PROBLEM DETAILS:
Your answer should consist of the lines in the following data that contain "icon".
++++++++++++++++++++
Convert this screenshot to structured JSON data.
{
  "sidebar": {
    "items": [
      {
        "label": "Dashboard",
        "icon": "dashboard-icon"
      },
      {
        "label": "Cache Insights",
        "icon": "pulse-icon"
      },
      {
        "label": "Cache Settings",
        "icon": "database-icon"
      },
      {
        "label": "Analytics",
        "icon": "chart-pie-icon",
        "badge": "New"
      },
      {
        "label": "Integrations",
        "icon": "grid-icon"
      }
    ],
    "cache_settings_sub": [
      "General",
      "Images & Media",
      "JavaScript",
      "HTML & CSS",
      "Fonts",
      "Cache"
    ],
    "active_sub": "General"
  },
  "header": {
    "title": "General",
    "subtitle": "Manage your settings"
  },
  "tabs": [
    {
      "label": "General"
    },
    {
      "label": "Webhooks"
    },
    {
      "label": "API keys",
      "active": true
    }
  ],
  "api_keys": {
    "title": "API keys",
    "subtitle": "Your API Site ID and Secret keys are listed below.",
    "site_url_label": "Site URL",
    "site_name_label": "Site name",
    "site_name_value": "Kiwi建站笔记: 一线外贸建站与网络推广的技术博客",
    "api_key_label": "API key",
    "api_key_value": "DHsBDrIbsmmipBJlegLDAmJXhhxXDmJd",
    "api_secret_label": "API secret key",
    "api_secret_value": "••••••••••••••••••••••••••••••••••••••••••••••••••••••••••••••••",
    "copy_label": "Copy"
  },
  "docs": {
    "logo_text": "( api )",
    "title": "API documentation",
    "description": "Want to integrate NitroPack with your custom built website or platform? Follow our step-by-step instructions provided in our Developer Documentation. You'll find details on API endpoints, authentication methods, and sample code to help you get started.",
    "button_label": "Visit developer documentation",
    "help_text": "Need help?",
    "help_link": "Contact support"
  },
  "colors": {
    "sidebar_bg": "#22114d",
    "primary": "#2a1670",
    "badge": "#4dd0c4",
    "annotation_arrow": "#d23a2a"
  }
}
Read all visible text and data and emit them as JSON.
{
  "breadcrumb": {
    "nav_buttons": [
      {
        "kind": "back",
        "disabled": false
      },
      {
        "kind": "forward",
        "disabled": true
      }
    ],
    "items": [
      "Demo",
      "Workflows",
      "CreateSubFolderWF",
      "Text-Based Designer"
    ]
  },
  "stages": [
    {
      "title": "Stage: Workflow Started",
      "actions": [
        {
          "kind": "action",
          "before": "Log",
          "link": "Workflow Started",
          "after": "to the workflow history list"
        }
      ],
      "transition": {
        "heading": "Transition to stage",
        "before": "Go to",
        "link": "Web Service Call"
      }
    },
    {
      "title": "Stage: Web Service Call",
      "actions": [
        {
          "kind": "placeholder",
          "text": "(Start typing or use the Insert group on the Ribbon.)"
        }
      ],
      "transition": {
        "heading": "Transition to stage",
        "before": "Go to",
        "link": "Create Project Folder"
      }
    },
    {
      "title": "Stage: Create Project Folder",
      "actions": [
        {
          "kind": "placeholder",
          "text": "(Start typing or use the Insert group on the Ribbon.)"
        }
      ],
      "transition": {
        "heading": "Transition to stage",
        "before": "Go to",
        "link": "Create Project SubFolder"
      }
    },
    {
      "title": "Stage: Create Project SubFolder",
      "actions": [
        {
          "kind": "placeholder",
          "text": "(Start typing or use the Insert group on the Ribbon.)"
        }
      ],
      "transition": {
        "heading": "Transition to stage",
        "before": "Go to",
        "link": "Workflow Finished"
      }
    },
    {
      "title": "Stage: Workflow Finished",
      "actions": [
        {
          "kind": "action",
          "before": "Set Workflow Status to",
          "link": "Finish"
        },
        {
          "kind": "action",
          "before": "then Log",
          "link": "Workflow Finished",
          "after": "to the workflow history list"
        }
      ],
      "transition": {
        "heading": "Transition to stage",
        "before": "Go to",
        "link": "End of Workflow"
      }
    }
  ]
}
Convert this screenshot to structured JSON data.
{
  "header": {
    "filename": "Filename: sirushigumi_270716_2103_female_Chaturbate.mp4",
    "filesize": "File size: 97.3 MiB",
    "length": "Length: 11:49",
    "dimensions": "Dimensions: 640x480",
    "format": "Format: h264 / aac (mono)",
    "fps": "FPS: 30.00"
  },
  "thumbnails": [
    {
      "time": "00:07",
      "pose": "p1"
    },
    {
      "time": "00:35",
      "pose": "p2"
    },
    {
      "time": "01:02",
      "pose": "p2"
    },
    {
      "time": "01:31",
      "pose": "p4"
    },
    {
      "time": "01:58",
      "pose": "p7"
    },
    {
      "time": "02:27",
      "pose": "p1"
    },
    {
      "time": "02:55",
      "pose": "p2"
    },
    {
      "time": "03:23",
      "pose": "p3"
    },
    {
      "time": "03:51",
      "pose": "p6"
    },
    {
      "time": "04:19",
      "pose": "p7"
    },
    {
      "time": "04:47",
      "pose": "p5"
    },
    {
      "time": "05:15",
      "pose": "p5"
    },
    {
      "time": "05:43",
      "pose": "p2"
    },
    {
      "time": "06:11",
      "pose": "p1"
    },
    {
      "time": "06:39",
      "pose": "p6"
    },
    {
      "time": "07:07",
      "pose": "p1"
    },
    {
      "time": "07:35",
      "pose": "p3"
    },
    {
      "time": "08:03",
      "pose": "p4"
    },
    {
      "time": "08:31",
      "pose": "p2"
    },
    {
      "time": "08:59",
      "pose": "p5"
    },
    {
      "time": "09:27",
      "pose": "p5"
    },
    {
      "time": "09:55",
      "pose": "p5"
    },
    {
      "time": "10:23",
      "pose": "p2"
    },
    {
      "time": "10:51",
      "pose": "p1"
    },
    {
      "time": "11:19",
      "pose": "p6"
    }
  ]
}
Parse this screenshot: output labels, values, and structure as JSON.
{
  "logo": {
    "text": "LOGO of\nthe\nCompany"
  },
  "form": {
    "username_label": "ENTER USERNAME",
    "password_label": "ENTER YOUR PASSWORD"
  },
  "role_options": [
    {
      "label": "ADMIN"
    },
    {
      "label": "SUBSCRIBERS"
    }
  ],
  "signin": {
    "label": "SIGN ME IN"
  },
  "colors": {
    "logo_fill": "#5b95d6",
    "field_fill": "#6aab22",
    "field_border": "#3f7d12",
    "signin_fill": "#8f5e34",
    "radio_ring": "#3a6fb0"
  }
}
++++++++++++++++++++
EXERCISE OUTPUT:
        "icon": "dashboard-icon"
        "icon": "pulse-icon"
        "icon": "database-icon"
        "icon": "chart-pie-icon",
        "icon": "grid-icon"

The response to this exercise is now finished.